Unfortunately, it has been a common shorthand to describe .eh_frame exception handling methodology as "DWARF exception handling," or similar phrases. Perhaps this because it is easier to say than the unwieldy "C++ exception handling using the DWARF Call Frame Information format with extensions", or the misleading "C++ ABI for IA-64" or "SVR4 ABI AMD64 Processor Supplement", especially when discussing a processor other than Itanium or AMD-64. This leads to occasional confusion, where people may look at the DWARF Specification for a description of the C++ ABI exception handling method, or where vulnerabilities in the EH scheme are incorrectly characterized as DWARF vulnerabilities, as in the otherwise excellent paper mentioned below.

Exception Handling Exploits

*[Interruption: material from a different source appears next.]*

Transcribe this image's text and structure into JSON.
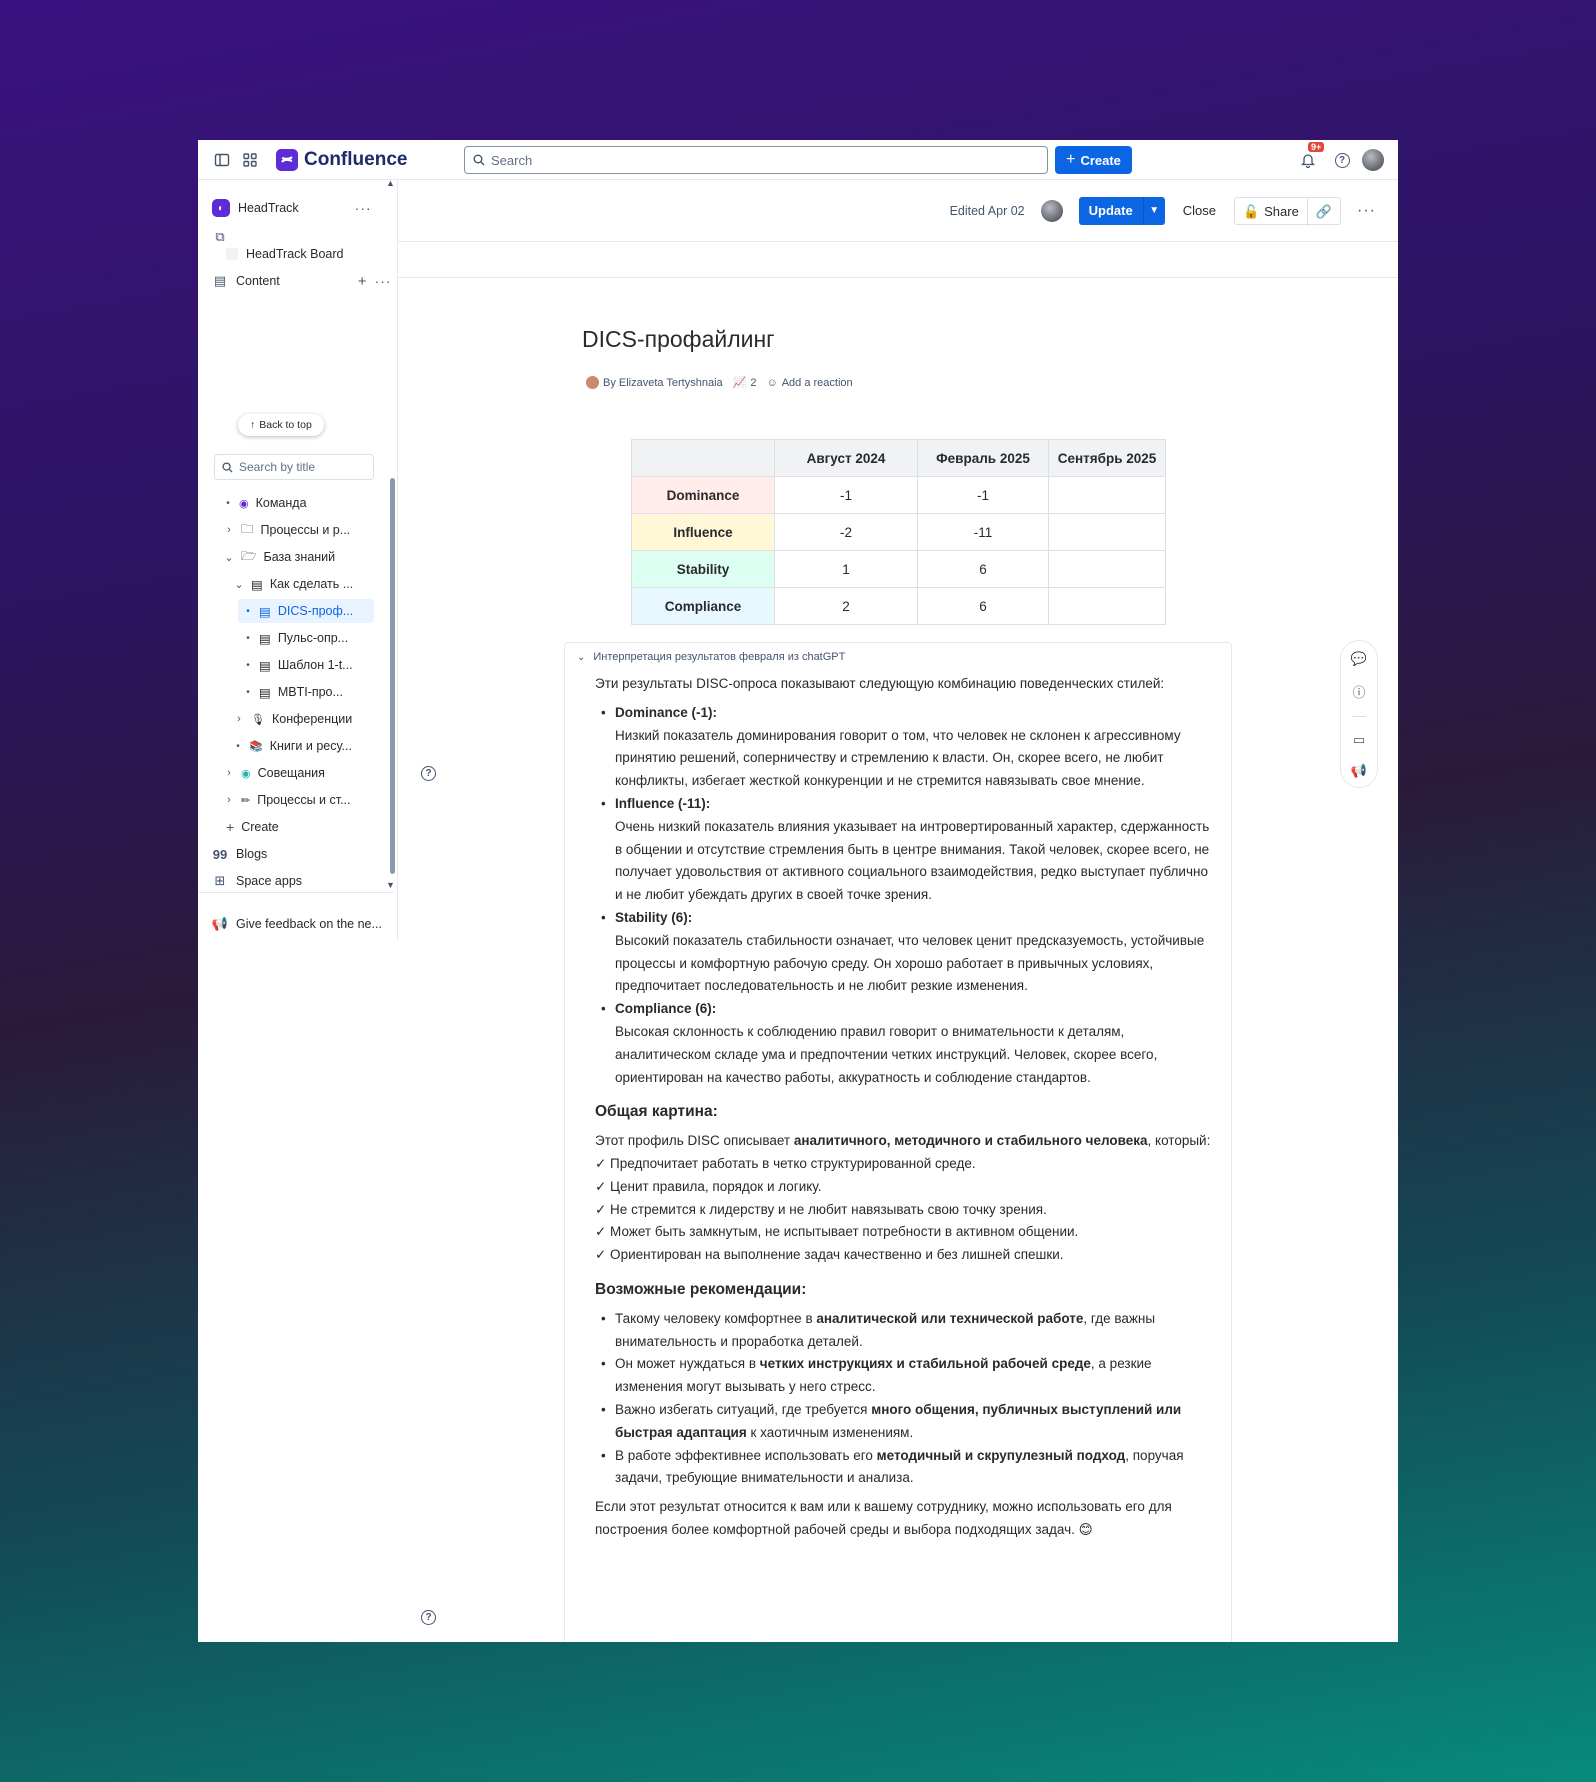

A 2011 Dartmouth College Technical Report by James Oakley titled "Exploiting the Hard-Working DWARF: Trojan and Exploit Techniques Without Native Executable Code" (available at http://www.cs.dartmouth.edu/cms_file/SYS_techReport/559/TR2011-688.pdf), describes ways in which an attacker can modify a program's exception handling tables to execute arbitrary programs. In brief, a program location in the CFI is described using a Location Expression which may be a function written in DWARF byte code. A malicious attacker who can modify an executable can insert an arbitrary program into the exception handler tables and perform essentially any operation permitted by the run time byte code interpreter.

As the paper mentions, virus and trojan detectors may look through the executable code for the signatures characteristic of these attacks, while overlooking an exploit in the exception handler tables. Additionally, the run time byte code interpreter may permit operations which would not reasonably be performed during handling of an exception.

Unfortunately, the paper confabulates the DWARF debug information, used to communicate between a producer (the compiler) and a consumer (the debugger), with the exception handling tables. There is no producer-consumer model with the exception handling data, any more than there is a producer-consumer model in a program which prints "Hello World!" The EH data is required for normal execution of a program, not for debugging the program. Where the paper criticizes DWARF for not limiting stack unwinding (p. 12), it misses its target. The target should be the C++ ABI implementation, not the DWARF Debugging Format.

The DWARF Committee would expand on the conclusions in this paper to add that virus and trojan checkers should inspect the exception handling tables for the kinds of exploits described in the paper. The run time routines should take steps to prevent the execution of arbitrary location expressions which perform operations which would not normally occur during exception handling. Additional steps may be taken to prevent the undetected modification of the exception handler tables by an attacker.

Debugging Data Exploits

One question which might be asked is whether the DWARF debugging data, contained in .debug sections, is subject to the same exploits as described in the paper. The answer is yes, a malicious attacker could modify the location expressions in the debugging data in a similar fashion. There is, however, a significant caveat.

When running a program in a debugger, the user has extensive control over the operation of the test program. A debugger can change the values of variables used by a program, alter the program flow, and, in many cases, call arbitrary system functions or execute arbitrary code. A virus inserted into a location expression in the debug data would have many of the same abilities.

Running a program under the control of a debugger is inherently a risky activity, not to be performed without at least a minimal awareness that the execution environment for the program is significantly different from and much more permissive than a normal execution environment. Running a program from an unknown or untrusted source under a debugger is inadvisable. Fortunately, the most common mode of using a debugger is to build a program from source in a known environment before running it under a debugger. This eliminates the potential for an attacker to modify the DWARF debug data and insert a virus. Of course, this doesn't prevent second order attacks, where an attacker inserts a virus into a compiler which then inserts the virus into the debugging data of a program it compiles.